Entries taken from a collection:
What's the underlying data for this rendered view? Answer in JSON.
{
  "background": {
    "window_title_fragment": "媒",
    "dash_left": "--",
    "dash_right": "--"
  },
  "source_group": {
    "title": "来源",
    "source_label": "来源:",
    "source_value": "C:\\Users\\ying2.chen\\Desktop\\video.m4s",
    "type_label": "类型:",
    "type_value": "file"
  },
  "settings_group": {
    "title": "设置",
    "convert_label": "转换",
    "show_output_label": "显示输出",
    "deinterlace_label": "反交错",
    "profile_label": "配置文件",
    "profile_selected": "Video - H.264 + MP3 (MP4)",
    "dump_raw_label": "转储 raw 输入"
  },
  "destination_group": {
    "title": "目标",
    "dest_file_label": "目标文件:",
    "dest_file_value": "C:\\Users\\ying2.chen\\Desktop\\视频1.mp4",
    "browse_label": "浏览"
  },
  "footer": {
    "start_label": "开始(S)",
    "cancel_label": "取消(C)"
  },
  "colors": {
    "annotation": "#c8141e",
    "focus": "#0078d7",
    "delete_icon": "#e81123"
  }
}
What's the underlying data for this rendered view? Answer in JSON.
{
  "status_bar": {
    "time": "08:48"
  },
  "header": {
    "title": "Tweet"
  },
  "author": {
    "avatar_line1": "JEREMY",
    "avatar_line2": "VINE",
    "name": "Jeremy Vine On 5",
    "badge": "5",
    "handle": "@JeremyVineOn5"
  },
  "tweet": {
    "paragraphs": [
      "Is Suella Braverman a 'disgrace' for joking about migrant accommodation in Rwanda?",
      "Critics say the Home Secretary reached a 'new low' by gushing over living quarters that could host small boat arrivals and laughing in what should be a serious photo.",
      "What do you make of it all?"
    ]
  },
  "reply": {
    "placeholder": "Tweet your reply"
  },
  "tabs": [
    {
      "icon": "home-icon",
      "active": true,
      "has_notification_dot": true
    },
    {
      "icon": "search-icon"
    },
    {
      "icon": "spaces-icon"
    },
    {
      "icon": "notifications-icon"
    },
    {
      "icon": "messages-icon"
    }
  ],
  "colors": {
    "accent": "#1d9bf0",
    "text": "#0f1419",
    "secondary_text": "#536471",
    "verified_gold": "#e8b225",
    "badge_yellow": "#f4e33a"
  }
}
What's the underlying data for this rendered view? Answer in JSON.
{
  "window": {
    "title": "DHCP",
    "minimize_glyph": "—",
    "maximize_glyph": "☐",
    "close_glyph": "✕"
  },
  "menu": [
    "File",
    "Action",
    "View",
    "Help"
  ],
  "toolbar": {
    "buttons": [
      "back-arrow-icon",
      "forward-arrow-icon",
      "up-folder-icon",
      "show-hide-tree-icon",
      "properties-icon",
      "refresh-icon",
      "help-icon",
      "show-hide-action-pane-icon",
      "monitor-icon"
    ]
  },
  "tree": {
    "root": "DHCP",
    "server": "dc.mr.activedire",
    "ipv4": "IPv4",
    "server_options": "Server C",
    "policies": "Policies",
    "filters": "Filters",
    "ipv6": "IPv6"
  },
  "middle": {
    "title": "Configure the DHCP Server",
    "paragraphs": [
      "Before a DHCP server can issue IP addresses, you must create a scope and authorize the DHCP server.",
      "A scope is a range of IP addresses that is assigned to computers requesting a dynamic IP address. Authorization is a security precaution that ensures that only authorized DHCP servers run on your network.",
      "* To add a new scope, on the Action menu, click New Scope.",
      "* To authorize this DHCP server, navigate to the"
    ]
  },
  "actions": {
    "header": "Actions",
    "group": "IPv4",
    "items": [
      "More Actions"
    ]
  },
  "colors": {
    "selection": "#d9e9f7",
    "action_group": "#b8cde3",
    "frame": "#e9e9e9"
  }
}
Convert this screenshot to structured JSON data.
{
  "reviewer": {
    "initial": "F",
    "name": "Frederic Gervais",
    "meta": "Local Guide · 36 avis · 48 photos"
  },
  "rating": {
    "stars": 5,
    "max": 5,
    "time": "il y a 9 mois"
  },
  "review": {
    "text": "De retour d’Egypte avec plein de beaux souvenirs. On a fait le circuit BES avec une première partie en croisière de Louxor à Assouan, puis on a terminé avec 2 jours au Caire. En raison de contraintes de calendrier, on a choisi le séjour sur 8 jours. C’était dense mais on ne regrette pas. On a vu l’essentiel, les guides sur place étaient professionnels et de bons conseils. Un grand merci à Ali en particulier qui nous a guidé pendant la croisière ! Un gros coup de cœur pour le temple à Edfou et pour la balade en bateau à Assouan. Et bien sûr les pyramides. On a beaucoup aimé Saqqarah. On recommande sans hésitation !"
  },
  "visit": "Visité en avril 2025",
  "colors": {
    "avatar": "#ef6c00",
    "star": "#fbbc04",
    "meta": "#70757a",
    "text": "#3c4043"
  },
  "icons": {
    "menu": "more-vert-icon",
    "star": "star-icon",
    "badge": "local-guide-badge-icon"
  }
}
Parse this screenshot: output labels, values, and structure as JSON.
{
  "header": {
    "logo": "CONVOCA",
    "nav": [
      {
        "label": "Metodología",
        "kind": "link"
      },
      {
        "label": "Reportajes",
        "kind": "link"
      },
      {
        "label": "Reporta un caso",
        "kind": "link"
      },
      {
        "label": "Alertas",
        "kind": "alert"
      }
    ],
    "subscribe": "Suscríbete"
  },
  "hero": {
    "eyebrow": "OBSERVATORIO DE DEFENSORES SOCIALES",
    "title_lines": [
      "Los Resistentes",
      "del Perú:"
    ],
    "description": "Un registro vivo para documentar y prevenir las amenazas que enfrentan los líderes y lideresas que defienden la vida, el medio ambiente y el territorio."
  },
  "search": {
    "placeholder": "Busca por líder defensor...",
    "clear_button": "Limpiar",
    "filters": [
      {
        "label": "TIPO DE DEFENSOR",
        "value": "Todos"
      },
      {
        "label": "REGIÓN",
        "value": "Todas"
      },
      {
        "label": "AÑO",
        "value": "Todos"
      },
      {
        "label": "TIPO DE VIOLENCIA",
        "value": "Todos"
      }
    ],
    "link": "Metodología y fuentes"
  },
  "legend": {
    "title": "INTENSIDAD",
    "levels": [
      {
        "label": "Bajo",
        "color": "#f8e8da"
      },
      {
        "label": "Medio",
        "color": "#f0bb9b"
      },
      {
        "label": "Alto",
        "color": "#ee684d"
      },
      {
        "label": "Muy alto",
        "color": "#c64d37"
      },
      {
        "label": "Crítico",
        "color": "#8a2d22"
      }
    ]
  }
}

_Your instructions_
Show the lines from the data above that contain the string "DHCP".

_Expected answer_
    "title": "DHCP",
    "root": "DHCP",
    "title": "Configure the DHCP Server",
      "Before a DHCP server can issue IP addresses, you must create a scope and authorize the DHCP server.",
      "A scope is a range of IP addresses that is assigned to computers requesting a dynamic IP address. Authorization is a security precaution that ensures that only authorized DHCP servers run on your network.",
      "* To authorize this DHCP server, navigate to the"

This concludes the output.